Required work = Repeat the listing exactly as given, omitting every image.

Task data =
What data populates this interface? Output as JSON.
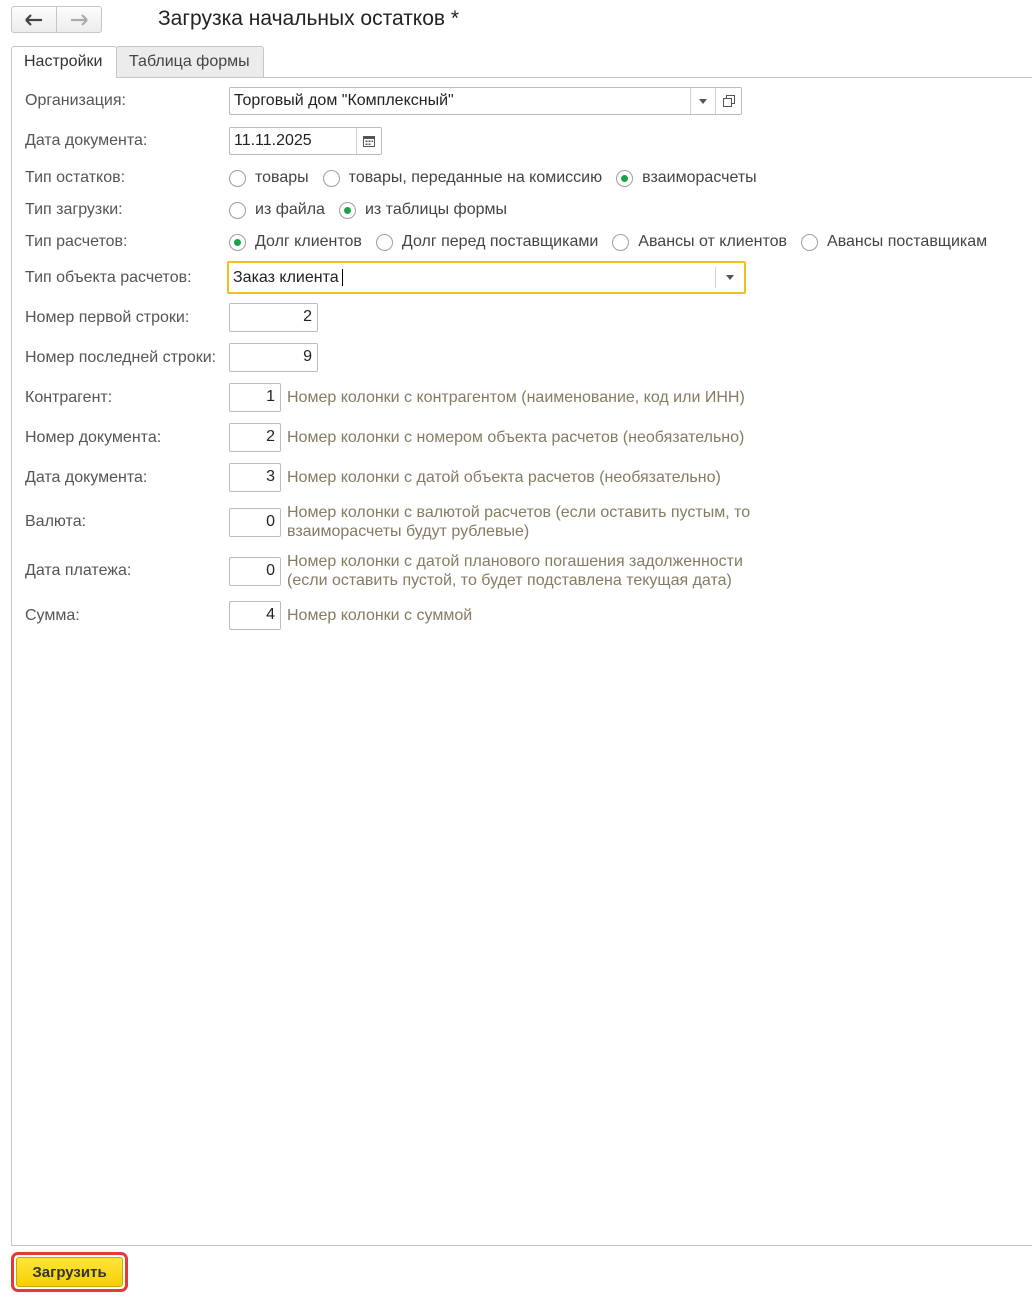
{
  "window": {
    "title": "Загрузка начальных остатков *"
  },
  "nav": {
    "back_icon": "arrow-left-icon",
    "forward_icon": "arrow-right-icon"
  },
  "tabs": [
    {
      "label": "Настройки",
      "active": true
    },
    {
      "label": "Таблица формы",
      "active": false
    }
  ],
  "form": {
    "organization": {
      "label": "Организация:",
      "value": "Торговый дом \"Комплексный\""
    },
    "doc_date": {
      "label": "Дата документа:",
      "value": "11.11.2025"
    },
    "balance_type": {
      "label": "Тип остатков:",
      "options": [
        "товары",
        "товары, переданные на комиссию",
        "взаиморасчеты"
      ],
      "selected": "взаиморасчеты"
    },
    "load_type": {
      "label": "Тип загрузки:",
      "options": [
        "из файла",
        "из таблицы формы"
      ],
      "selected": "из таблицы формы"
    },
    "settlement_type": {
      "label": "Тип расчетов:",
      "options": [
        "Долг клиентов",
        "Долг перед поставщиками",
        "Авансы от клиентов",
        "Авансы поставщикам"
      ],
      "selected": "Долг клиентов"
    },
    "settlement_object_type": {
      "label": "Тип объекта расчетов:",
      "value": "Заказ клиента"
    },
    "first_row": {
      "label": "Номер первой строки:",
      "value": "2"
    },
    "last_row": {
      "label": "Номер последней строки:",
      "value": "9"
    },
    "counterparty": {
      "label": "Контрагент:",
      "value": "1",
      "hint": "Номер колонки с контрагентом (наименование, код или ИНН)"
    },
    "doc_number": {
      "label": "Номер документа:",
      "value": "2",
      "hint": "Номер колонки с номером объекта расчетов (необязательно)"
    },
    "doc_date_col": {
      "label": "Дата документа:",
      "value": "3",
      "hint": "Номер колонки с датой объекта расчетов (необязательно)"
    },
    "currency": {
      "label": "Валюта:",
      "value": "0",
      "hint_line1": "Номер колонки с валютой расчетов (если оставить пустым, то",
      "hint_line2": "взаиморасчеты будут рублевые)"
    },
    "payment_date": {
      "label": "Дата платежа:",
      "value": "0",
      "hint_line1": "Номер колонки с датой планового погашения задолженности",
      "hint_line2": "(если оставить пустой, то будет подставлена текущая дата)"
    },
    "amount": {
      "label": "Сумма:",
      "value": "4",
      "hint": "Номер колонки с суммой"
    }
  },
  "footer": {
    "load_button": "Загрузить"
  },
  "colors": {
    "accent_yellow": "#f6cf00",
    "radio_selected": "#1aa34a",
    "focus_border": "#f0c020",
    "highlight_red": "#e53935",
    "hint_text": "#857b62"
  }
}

Response area =
What data populates this interface? Output as JSON.
{
  "window": {
    "title": "Загрузка начальных остатков *"
  },
  "nav": {
    "back_icon": "arrow-left-icon",
    "forward_icon": "arrow-right-icon"
  },
  "tabs": [
    {
      "label": "Настройки",
      "active": true
    },
    {
      "label": "Таблица формы",
      "active": false
    }
  ],
  "form": {
    "organization": {
      "label": "Организация:",
      "value": "Торговый дом \"Комплексный\""
    },
    "doc_date": {
      "label": "Дата документа:",
      "value": "11.11.2025"
    },
    "balance_type": {
      "label": "Тип остатков:",
      "options": [
        "товары",
        "товары, переданные на комиссию",
        "взаиморасчеты"
      ],
      "selected": "взаиморасчеты"
    },
    "load_type": {
      "label": "Тип загрузки:",
      "options": [
        "из файла",
        "из таблицы формы"
      ],
      "selected": "из таблицы формы"
    },
    "settlement_type": {
      "label": "Тип расчетов:",
      "options": [
        "Долг клиентов",
        "Долг перед поставщиками",
        "Авансы от клиентов",
        "Авансы поставщикам"
      ],
      "selected": "Долг клиентов"
    },
    "settlement_object_type": {
      "label": "Тип объекта расчетов:",
      "value": "Заказ клиента"
    },
    "first_row": {
      "label": "Номер первой строки:",
      "value": "2"
    },
    "last_row": {
      "label": "Номер последней строки:",
      "value": "9"
    },
    "counterparty": {
      "label": "Контрагент:",
      "value": "1",
      "hint": "Номер колонки с контрагентом (наименование, код или ИНН)"
    },
    "doc_number": {
      "label": "Номер документа:",
      "value": "2",
      "hint": "Номер колонки с номером объекта расчетов (необязательно)"
    },
    "doc_date_col": {
      "label": "Дата документа:",
      "value": "3",
      "hint": "Номер колонки с датой объекта расчетов (необязательно)"
    },
    "currency": {
      "label": "Валюта:",
      "value": "0",
      "hint_line1": "Номер колонки с валютой расчетов (если оставить пустым, то",
      "hint_line2": "взаиморасчеты будут рублевые)"
    },
    "payment_date": {
      "label": "Дата платежа:",
      "value": "0",
      "hint_line1": "Номер колонки с датой планового погашения задолженности",
      "hint_line2": "(если оставить пустой, то будет подставлена текущая дата)"
    },
    "amount": {
      "label": "Сумма:",
      "value": "4",
      "hint": "Номер колонки с суммой"
    }
  },
  "footer": {
    "load_button": "Загрузить"
  },
  "colors": {
    "accent_yellow": "#f6cf00",
    "radio_selected": "#1aa34a",
    "focus_border": "#f0c020",
    "highlight_red": "#e53935",
    "hint_text": "#857b62"
  }
}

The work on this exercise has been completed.